Our first fall here at the house I trimmed some of the vines off the carriage house. I didn’t know what I’d do with those vines but it seemed a shame to throw them on the fire pit. Instead, I placed the vines on a hook in the garage and let them dry. Later that winter I made a small wreath by weaving the dried vines together. That wreath now hangs on the front door of our apartment in the city. Just a little piece of the house that welcomes us back to our city home.

Every time I’ve cut back the vines since then, I’ve saved the pieces on a hook in the garage. I’ve amassed quite a stack of vines at this point. And so on the night before my birthday I sat outside and weaved together a large wreath. I found a metal form from a Christmas wreath that we bought from a roadside stand a few years ago (Look at that – recycling again!) to use a base and then wrapped, wrapped, wrapped until I had a big, ol’ wreath.

29014015455_72e4d2d3f4_z

It’s silly, I know. I mean, like the world really needs another wreath, right? I really could have just thrown those old vines on the fire pit and no one would have cared. Except for the joy that I felt in the hour or two that I spent making that wreath! It was literally joy, folks. Joie de vivre! As I sat outside on a starry moonlit night and wrapped those vines around in a circle, I had a giant smile on my face. (OK, maybe the drinks that were sloshing around in me didn’t hurt.) There I was: working with my hands, turning trash into treasure and satisfying my eternal desire to make things prettier. Nothing could me happier!

wreath02

I was originally making the wreath to hang on the fence at Christmastime. But we’ve recently had the fence repainted (more on that later!) so the vine wreath would get totally lost. Now I’m thinking the wreath will hang on the fireplace when it’s finally finished. The vines look great against the gray bricks.

Wild for Wildflowers

A bouquet of wildflowers in the bathroom

One of my favorite things about summer is that I can walk around our yard and gather a bouquet of wildflowers.

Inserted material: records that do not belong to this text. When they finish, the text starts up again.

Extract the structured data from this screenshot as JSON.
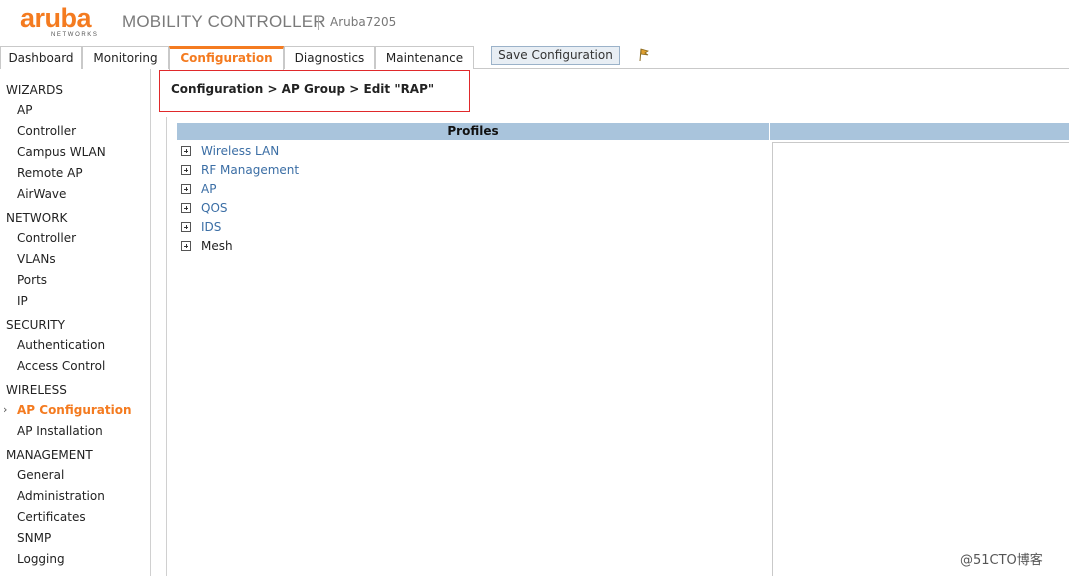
{
  "header": {
    "logo_text": "aruba",
    "logo_subtext": "NETWORKS",
    "product": "MOBILITY CONTROLLER",
    "hostname": "Aruba7205"
  },
  "tabs": [
    {
      "label": "Dashboard"
    },
    {
      "label": "Monitoring"
    },
    {
      "label": "Configuration"
    },
    {
      "label": "Diagnostics"
    },
    {
      "label": "Maintenance"
    }
  ],
  "toolbar": {
    "save_label": "Save Configuration",
    "flag_icon": "flag-icon"
  },
  "sidebar": {
    "sections": [
      {
        "title": "WIZARDS",
        "items": [
          "AP",
          "Controller",
          "Campus WLAN",
          "Remote AP",
          "AirWave"
        ]
      },
      {
        "title": "NETWORK",
        "items": [
          "Controller",
          "VLANs",
          "Ports",
          "IP"
        ]
      },
      {
        "title": "SECURITY",
        "items": [
          "Authentication",
          "Access Control"
        ]
      },
      {
        "title": "WIRELESS",
        "items": [
          "AP Configuration",
          "AP Installation"
        ]
      },
      {
        "title": "MANAGEMENT",
        "items": [
          "General",
          "Administration",
          "Certificates",
          "SNMP",
          "Logging"
        ]
      }
    ],
    "active_item": "AP Configuration",
    "active_arrow": "›"
  },
  "breadcrumb": "Configuration > AP Group > Edit \"RAP\"",
  "profiles": {
    "header": "Profiles",
    "items": [
      {
        "label": "Wireless LAN"
      },
      {
        "label": "RF Management"
      },
      {
        "label": "AP"
      },
      {
        "label": "QOS"
      },
      {
        "label": "IDS"
      },
      {
        "label": "Mesh"
      }
    ]
  },
  "watermark": "@51CTO博客",
  "colors": {
    "accent": "#f47b20",
    "link": "#3b6ea5",
    "table_header": "#a9c4dc",
    "highlight_border": "#e0292b"
  }
}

This little bouquet includes a few day lilies, some fern fronds and some other leaves and branches. And even though the upstairs bathroom is in a state of disrepair, having this little container of flowers by the sink helps me forget all about that.

Fountain Grass on Display

DIY Fountain Grass Centerpiece

As I was doing a little yard clean up this weekend, I found myself with a pile of fountain grass. I was about to sweep it up and dump it in the compost pile but then I stopped myself. Instead, I gathered up the grass, tied a string around it and created a simple, autumnal centerpiece on the sun porch. Don’t you just love it when beautiful accidents happen?